## Your assignment
Return the entries verbatim and drop every picture.

-------------------------

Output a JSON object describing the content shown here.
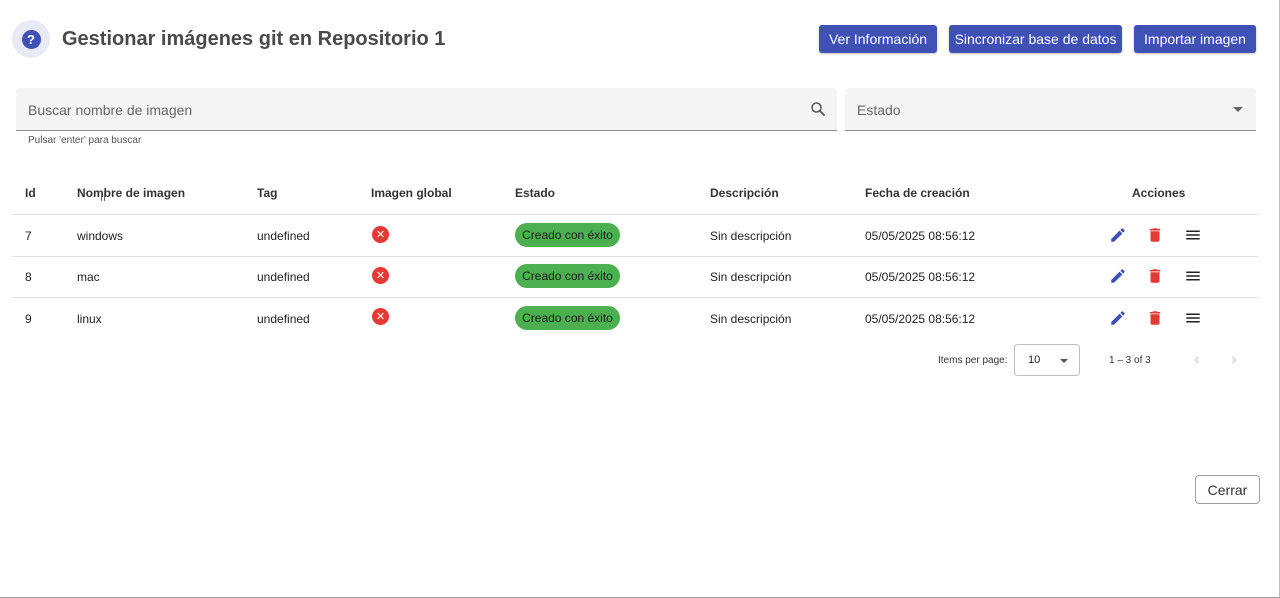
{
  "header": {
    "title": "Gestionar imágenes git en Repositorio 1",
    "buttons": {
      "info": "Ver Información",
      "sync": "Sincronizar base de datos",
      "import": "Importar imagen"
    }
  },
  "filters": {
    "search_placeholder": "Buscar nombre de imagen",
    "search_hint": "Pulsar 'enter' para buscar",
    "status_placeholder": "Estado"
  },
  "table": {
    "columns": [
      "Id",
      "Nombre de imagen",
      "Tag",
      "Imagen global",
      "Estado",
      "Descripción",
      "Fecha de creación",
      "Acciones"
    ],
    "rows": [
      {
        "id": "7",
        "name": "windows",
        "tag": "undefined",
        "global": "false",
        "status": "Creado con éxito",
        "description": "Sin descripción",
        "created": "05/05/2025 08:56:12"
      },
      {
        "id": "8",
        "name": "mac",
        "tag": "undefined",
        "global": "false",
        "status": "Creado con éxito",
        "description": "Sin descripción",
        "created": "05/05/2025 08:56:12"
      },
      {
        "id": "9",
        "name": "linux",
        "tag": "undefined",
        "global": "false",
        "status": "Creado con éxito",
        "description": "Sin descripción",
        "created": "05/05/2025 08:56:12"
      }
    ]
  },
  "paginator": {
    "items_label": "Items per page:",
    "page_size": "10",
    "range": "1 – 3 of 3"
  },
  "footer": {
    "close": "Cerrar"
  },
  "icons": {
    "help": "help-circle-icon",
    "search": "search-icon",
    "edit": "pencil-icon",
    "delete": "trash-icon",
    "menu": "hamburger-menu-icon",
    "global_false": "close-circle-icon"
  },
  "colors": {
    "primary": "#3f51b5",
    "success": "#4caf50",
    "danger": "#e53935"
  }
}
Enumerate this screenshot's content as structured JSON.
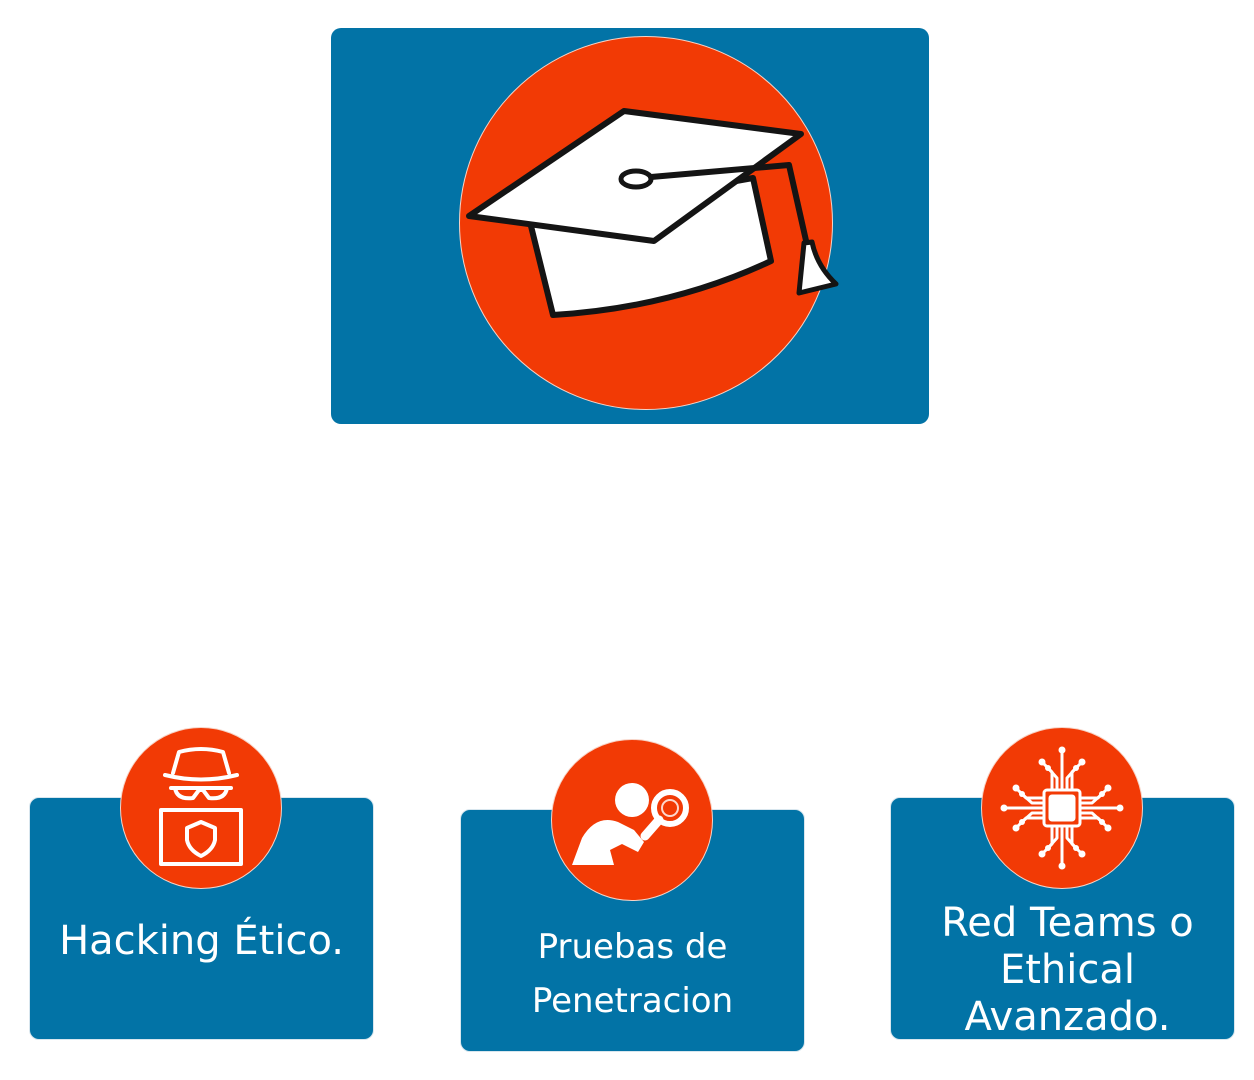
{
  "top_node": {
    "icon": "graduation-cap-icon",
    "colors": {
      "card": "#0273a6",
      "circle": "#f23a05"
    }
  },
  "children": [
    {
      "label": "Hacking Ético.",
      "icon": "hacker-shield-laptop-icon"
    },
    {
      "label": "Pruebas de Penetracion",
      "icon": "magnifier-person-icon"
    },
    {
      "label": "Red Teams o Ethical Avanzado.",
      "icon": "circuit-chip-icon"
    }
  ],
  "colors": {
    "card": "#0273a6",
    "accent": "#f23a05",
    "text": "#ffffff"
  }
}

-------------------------

## Written response
Output a JSON object describing the content shown here.
{
  "header": {
    "title": "Gestionar imágenes git en Repositorio 1",
    "buttons": {
      "info": "Ver Información",
      "sync": "Sincronizar base de datos",
      "import": "Importar imagen"
    }
  },
  "filters": {
    "search_placeholder": "Buscar nombre de imagen",
    "search_hint": "Pulsar 'enter' para buscar",
    "status_placeholder": "Estado"
  },
  "table": {
    "columns": [
      "Id",
      "Nombre de imagen",
      "Tag",
      "Imagen global",
      "Estado",
      "Descripción",
      "Fecha de creación",
      "Acciones"
    ],
    "rows": [
      {
        "id": "7",
        "name": "windows",
        "tag": "undefined",
        "global": "false",
        "status": "Creado con éxito",
        "description": "Sin descripción",
        "created": "05/05/2025 08:56:12"
      },
      {
        "id": "8",
        "name": "mac",
        "tag": "undefined",
        "global": "false",
        "status": "Creado con éxito",
        "description": "Sin descripción",
        "created": "05/05/2025 08:56:12"
      },
      {
        "id": "9",
        "name": "linux",
        "tag": "undefined",
        "global": "false",
        "status": "Creado con éxito",
        "description": "Sin descripción",
        "created": "05/05/2025 08:56:12"
      }
    ]
  },
  "paginator": {
    "items_label": "Items per page:",
    "page_size": "10",
    "range": "1 – 3 of 3"
  },
  "footer": {
    "close": "Cerrar"
  },
  "icons": {
    "help": "help-circle-icon",
    "search": "search-icon",
    "edit": "pencil-icon",
    "delete": "trash-icon",
    "menu": "hamburger-menu-icon",
    "global_false": "close-circle-icon"
  },
  "colors": {
    "primary": "#3f51b5",
    "success": "#4caf50",
    "danger": "#e53935"
  }
}
Enumerate this screenshot's content as structured JSON.
{
  "top_node": {
    "icon": "graduation-cap-icon",
    "colors": {
      "card": "#0273a6",
      "circle": "#f23a05"
    }
  },
  "children": [
    {
      "label": "Hacking Ético.",
      "icon": "hacker-shield-laptop-icon"
    },
    {
      "label": "Pruebas de Penetracion",
      "icon": "magnifier-person-icon"
    },
    {
      "label": "Red Teams o Ethical Avanzado.",
      "icon": "circuit-chip-icon"
    }
  ],
  "colors": {
    "card": "#0273a6",
    "accent": "#f23a05",
    "text": "#ffffff"
  }
}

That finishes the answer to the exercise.